In what should be seen as a blueprint for other regions to follow, the group has won 115 competitive projects since it was set up in September 1996.

The WIT-based research organisation receives no base-line funding. All its finance comes from the highly competitive tendering processes for research funding within the EU and Ireland (Higher Education Authority, Science Foundation Ireland and Enterprise Ireland).

The TSSG has become so successful in the EU proposal-tendering process in particular that companies and individuals are coming to it and asking its staff to co-ordinate their proposal ideas.

The TSSG’s PCS competence centre manager Kevin Doolin explained that the body had secured €94,500 in funding from Enterprise Ireland (EI) to write a number of EU research proposals that took approximately three months to complete.

As a result of this, the TSSG won €1.6m worth of funding into Ireland a mere five months later – a 1,065pc return on the original financial support available to prepare the proposals.

“Projects have to be innovative and high-risk. If the innovation isn’t there, nothing’s going to happen,” said Doolin.

Doolin manages a group of 25 researchers responsible for future communications services, and interacts with major European telecoms equipment makers and operators on areas such as making technology more pervasive and almost invisible, particularly in areas such as future devices.

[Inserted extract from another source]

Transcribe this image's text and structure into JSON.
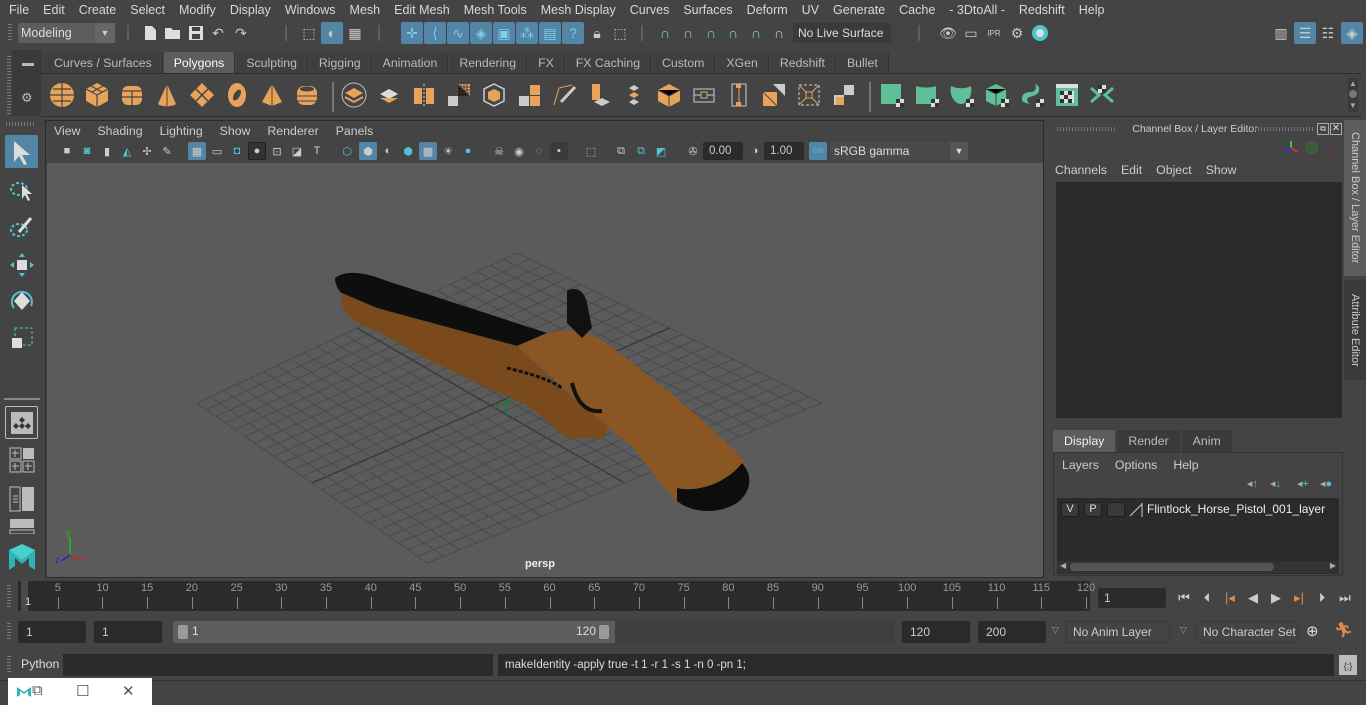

Doolin said that success in winning EU research work has been fundamental to TSSG’s growth. The TSSG has registered particular success of late under the EU Seventh Framework Programme (FP7), which groups all research-related EU initiatives together under a common umbrella, playing a crucial role in reaching the goals of growth, competitiveness and employment.

It now has over 100 academic and industrial partners and has been successful in twice winning the EU FP7 funding achieved by other leading Irish research centres. “If companies or institutions have an innovative idea and want our help to lead their project under FP7, we are glad to oblige,” he added.

The world-class telecoms hub at the Carriganore Campus at WIT is one of the leading centres of its kind in Europe, and has been ranked in eighth position in a prestigious European Commission league of research, development and innovation centres.

In the very topical area of researching the future internet, the TSSG’s success in winning funding has placed it in the top 10 participants in the whole of Europe, alongside other very prominent companies such as Nokia in Finland and Ericsson in Sweden.

The TSSG is the only Irish company or research centre with this type of leadership position in European Future Internet research in the area of IPv6.

Downes explained the TSSG research ethos is to build links between academic and industrial research through the creation of a balanced portfolio of activity in basic and applied research, as well as commercial activity.

He explained at the heart of TSSG’s ethos is the master’s in communications software development developed at WIT by Willie Donnelly, which most researchers would have graduated from, and which lends itself to the full lifecycle research from basic research to product commercialisation.

Downes agreed that what has been achieved at the TSSG in the past 12 years should serve as a blueprint for other regions in Ireland to pursue, especially during the current recession and in an Ireland shocked by Dell’s decision to close its Limerick manufacturing plant with the loss of 1,900 jobs.

“Start-ups should be seen as the foundation for economic growth in Ireland. While multinationals are an important aspect, and have brought many advantages as well as jobs such as knowledge and management expertise to this country, Ireland has to have start-up industries to help it develop and mature.

“For this reason, it’s important the Irish Government continues to support R&D funding across third-level in Ireland because, clearly, these centres can have an economic impact.”

John Kennedy is a journalist who served as editor of Silicon Republic for 17 years